Nicholas Heaton and colleagues at the Mount Sinai Hospital in New York have tweaked the measles genome to work out why the virus is so much easier to vanquish by vaccination than the flu. Their high-speed gene mutation technique, published in Cell Reports, could take us a step closer to a one-size-fits-all flu shot.
“What’s cool about this study is they were able to quickly mimic in the lab what happens naturally,” says Melina Georgousakis, a University of Sydney public health researcher who used to design vaccines.
Viruses infect living cells in order to replicate. To gain access to a cell they use spiky protein “keys” on their surface to unlock their target and inject it with their genetic material. Once the viral genes are in, they commandeer the cell to start replicating and building new viruses. These eventually bust out and the cycle begins anew – potentially making you quite sick in the process.

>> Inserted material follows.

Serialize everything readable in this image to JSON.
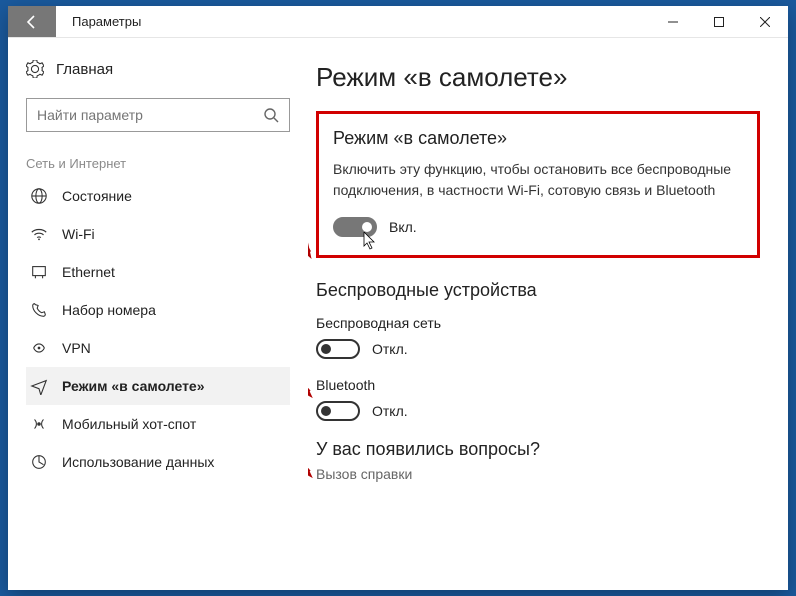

The flu’s key is a mushroom-shaped protein called influenza haemagglutinin. The lock is a small sugar on the host cell called sialic acid. Sialic acid hangs off many different types of proteins all over the cell membrane. Once haemagglutinin latches on it acts like a grappling hook, pulling the virus close before springing open the host cell’s membrane so that the virus and its target fuse and the viral genes pour inside.
Measles uses a slightly different technique. It needs two keys to open a larger, more complicated protein lock. The first key is the measles version of haemagglutinin, which latches on to its intended host. The second key, a fusion protein, allows the viral particle to fuse its membrane to the host.
To see how flexible the measles keys were, Heaton’s team genetically “bent” parts of them using a high-speed experimental technique called insertional mutagenesis, which inserts bits of DNA throughout the virus’ genetic code. They then measured how well the mutated viruses infected cells in a petri dish.
They found that if either of the measles virus keys is bent, even a little, access is denied. Any change to the genes coding for measles haemagglutinin and fusion proteins rendered the virus virtually useless at infecting cells.
The flu virus on the other hand only needs one key, which happens to open many locks quite easily even if it gets bent or broken. The measles vaccine trains the body to produce antibodies that recognise the virus’s keys. As the virus can’t change the shape of the key to dodge the antibody, the measles vaccine bestows lifelong immunity. But the flu jab is an annual affair.
Flu haemagglutinin comes in at least 18 different subtypes. Each is a bit like a mushroom with the same “stalk” but distinguished by a different “head” – vaccines target the head. An added complication is that another flu protein called neuraminidase also comes in multiple subtypes. Flu viruses are named for the type of haemagglutinin and neuraminidase they have. Avian flu, for example, is H5N1. “The predominant antibody response is against the haemogglutinin,” says Nicole La Gruta, an immunologist at the University of Melbourne. “But to really cover your bases it’s best to target both haemagglutinin and neuraminidase, rather than just one.”
It can take up to six months to make a vaccine that targets a new haemagglutinin and neuraminidase combination, so scientists must try to predict which strain of the virus will spread well in advance of each flu season. And La Gruta points out that the insertional mutagenesis technique isn’t limited to flu research – it could be used to identify vaccine targets in new viruses too.
So if measles is not a particularly adaptable virus, how has it lasted for thousands of years? “That’s the million dollar question,” Heaton laughs. “We don’t really know.” The contagiousness of the disease might be a factor. Even though measles is a one-off infection, it spreads more easily than the flu – a patient with measles typically infects around 18 others, while someone with the flu usually only passes it on to two people.
In the quest for a universal flu jab some scientists – including Heaton’s mentor Peter Palese – are targeting the “stalk” part of the haemagglutinin protein which is common to all subtypes, rather than only its mutable “head”. Using the same insertional mutagenesis technique, Heaton’s team has already shown that if the stalk is bent out of shape the virus is denied entry to the cell.
But the immune system doesn’t see the stalk – only the head – so “the goal is to make it visible”, Heaton says. “Then you could make flu act like measles.”